One of the most prominent problems is obesity. Because British Longhairs would rather lounge on your lap or couch all day and are not interested in moving around as much, they are prone to gaining weight.  

Another disease that they tend to develop is polycystic kidney disease. This is hereditary and is common within both parent breeds, British Shorthair and Persians. Due to this disease, kidney cysts may develop within the early years. Fortunately, it is easy to detect through an ultrasound. 

British Longhair cats may also develop cardiac and heart diseases. One of the common ones is hypertrophic cardiomyopathy (HCM) which is untreatable and often fatal. 

It is also detectable through ultrasound, but even early diagnosis cannot relay in a treatment plan. They are excluded from breeding, and the best vets can make an attempt for these cats to still live a long life. 

These are some of the care routines that you should know when owning a British Longhair cat: 

a grey and charcoal tabby british longhair cat yawning

Nutrition Requirements

While these cats do not have any specific food and diet requirements, they still need to maintain a balance of everything.
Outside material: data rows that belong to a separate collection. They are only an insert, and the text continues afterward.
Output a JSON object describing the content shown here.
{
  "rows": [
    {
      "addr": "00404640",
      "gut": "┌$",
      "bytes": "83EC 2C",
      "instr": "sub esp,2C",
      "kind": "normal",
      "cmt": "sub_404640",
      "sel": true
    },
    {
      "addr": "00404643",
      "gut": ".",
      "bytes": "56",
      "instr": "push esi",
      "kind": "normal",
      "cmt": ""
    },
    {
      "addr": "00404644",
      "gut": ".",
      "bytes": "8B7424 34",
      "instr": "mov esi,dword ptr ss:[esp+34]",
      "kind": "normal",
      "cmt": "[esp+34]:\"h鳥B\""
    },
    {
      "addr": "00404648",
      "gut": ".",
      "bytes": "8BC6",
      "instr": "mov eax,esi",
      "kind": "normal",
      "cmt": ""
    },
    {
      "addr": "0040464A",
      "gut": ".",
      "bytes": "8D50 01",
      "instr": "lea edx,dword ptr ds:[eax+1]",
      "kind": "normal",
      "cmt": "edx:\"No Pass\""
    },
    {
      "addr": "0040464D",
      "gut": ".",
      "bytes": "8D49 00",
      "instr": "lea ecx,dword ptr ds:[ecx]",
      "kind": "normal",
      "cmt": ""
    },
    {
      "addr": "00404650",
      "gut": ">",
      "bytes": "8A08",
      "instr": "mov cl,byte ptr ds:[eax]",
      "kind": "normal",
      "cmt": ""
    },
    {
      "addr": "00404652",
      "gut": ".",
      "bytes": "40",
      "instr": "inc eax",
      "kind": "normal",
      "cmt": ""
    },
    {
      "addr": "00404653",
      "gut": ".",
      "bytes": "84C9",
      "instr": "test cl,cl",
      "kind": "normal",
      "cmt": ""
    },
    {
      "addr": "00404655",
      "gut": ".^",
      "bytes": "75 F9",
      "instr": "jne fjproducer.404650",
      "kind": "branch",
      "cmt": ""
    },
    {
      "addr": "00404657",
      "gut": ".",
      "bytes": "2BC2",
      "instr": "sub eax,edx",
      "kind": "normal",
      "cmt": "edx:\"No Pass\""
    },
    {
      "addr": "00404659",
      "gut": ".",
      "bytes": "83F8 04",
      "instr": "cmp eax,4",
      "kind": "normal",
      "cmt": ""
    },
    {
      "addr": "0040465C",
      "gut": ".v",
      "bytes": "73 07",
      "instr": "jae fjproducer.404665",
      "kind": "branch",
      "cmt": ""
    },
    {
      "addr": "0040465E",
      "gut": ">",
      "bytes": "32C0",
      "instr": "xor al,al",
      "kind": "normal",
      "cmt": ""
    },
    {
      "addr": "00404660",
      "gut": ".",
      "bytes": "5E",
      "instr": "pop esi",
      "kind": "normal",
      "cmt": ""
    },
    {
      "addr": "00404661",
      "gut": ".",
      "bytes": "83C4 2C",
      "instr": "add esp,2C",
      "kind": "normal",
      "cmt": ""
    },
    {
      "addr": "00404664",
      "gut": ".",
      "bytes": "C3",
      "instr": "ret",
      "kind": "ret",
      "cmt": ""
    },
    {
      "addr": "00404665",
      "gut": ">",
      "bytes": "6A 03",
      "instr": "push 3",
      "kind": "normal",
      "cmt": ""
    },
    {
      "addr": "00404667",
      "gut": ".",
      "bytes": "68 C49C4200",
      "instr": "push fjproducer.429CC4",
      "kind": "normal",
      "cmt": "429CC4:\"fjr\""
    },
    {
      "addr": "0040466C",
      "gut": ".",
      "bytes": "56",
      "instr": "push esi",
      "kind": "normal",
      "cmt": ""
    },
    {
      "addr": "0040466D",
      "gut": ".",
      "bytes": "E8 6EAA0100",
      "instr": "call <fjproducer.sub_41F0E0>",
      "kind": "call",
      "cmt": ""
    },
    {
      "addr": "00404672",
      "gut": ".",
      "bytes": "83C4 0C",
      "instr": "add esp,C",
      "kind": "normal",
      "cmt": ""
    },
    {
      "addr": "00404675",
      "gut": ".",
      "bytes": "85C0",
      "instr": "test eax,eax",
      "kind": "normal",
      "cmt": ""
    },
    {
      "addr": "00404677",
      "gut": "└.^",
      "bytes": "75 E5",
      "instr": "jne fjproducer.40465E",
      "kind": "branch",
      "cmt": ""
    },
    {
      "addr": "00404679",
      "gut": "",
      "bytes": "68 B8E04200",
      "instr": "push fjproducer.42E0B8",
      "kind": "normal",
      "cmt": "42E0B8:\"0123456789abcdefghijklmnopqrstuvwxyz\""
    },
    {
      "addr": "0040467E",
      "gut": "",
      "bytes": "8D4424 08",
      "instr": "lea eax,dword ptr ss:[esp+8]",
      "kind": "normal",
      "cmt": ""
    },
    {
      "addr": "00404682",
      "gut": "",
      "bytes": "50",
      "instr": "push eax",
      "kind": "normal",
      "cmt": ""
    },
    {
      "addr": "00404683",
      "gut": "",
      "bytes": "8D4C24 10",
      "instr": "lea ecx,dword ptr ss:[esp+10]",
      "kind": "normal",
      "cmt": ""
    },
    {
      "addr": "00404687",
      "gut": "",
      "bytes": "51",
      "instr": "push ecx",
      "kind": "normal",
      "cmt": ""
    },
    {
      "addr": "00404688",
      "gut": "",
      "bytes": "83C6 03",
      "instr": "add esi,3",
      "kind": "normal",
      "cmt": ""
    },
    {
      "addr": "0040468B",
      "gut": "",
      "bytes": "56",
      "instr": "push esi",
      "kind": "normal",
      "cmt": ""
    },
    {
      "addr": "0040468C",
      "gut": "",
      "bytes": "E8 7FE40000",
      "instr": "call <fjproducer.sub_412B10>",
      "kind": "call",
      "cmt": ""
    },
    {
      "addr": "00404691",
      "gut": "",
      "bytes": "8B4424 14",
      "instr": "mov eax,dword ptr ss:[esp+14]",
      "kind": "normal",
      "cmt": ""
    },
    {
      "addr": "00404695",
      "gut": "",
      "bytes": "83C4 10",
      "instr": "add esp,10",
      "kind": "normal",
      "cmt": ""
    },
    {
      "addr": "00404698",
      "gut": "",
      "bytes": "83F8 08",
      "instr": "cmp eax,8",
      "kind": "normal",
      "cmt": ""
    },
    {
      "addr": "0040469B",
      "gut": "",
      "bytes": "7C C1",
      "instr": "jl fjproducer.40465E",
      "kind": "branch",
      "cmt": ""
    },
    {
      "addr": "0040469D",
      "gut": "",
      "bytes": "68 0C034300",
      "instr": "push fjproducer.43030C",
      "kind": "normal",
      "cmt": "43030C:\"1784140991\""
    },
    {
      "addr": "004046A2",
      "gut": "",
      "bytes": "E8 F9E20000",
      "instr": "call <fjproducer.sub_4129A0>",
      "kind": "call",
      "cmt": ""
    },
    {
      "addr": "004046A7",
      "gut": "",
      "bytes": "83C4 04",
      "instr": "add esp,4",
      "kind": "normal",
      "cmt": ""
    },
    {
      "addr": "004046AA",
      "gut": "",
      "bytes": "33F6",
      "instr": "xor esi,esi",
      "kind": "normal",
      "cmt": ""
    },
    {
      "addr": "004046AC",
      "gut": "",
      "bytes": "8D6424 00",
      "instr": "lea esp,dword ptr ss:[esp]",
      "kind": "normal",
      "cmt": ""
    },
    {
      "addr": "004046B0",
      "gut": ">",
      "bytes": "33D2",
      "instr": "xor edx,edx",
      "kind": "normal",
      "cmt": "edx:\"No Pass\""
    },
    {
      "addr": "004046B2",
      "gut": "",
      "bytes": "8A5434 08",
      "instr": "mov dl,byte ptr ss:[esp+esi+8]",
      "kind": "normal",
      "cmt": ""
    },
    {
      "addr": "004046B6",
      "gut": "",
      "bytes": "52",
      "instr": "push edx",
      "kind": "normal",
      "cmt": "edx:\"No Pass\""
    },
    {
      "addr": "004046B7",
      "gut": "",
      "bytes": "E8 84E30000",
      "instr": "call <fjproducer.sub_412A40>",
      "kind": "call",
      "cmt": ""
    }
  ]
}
Cat food containing high protein, fat, small amounts of carbs, and essential vitamins and minerals are perfect. Good quality wet cat food will nourish and maintain the beauty and health of their coats. 

Since these cats are prone to hairballs due to their long hair, you may need to give them specialist wet food or kibbles to help eliminate them from time to time – but these are not considered specialist foods from a price point. Wet food will often be enough to keep hairballs at bay as the moisture in the food keeps everything lubricated!

All of the foods should be given in moderation, avoid free-feeding a British Longhair, and go for fixed meal times! Base their diet on age and level of daily exercise to avoid obesity. If there are health risks of kidney cysts or HCM, you have to be especially careful to monitor their diet.

Exercise and Training

British Longhair cats should have ample exercise and playtime. You may have to encourage them with a variety of toys as they have a reputation for being reluctant when it comes to activity. Instead of getting picked up, they are more comfortable when you meet them on the floor. 

You can use their favorite play accessories and toys, such as balls, false prey, or even laser pointers. If they had any favorite activities as a kitten, you could pick it up again to make them feel relaxed, familiar, and less reluctant. 

These cats are very intelligent and can be trained as well. By consistently educating them and reproaching them when needed, you can instill certain behaviors and manners. 


As with any other longhair breed, you have to spend a little more time grooming these cats. Make sure to brush out any hairballs and knots from an early age so that your cats get used to it. A soft brush that does not pull the thick coat or scratches the skin harshly should work best for long-term cooperation!

Since cats mostly groom themselves, you do not have to worry much about them being clean. However, what you must worry about instead is ingesting hairballs and ways to eliminate them naturally. But that is a simple process too. 

After each grooming session, remember to treat them only with high-quality, sugar-free, or plant by-products. 

How Much Do British Longhair Cats Cost?

Since the British Longhair is prone to some hereditary diseases, it is best to buy them from a reputable breeder.

Professional breeders would only mate cats under the guidelines of a breeding association, trying their best to mitigate the risks of any diseases.

Purebred cats can be very expensive and may cost you an amount between $1,000 to $2,500. You can look around shelters and welfare associations in hopes of adopting one although they are unlikely to be registered and certified.

Final Words

If you are looking for an adorable, cute-faced, affectionate little cat with long fur, then a British Longhair would be the best for you. They are perfect companions to have around if you want a pet that can fend for itself during most of the day but still want occasional love and affection. 

So, if you have small children or an elderly in the family, a British Longhair would be a great addition to your family.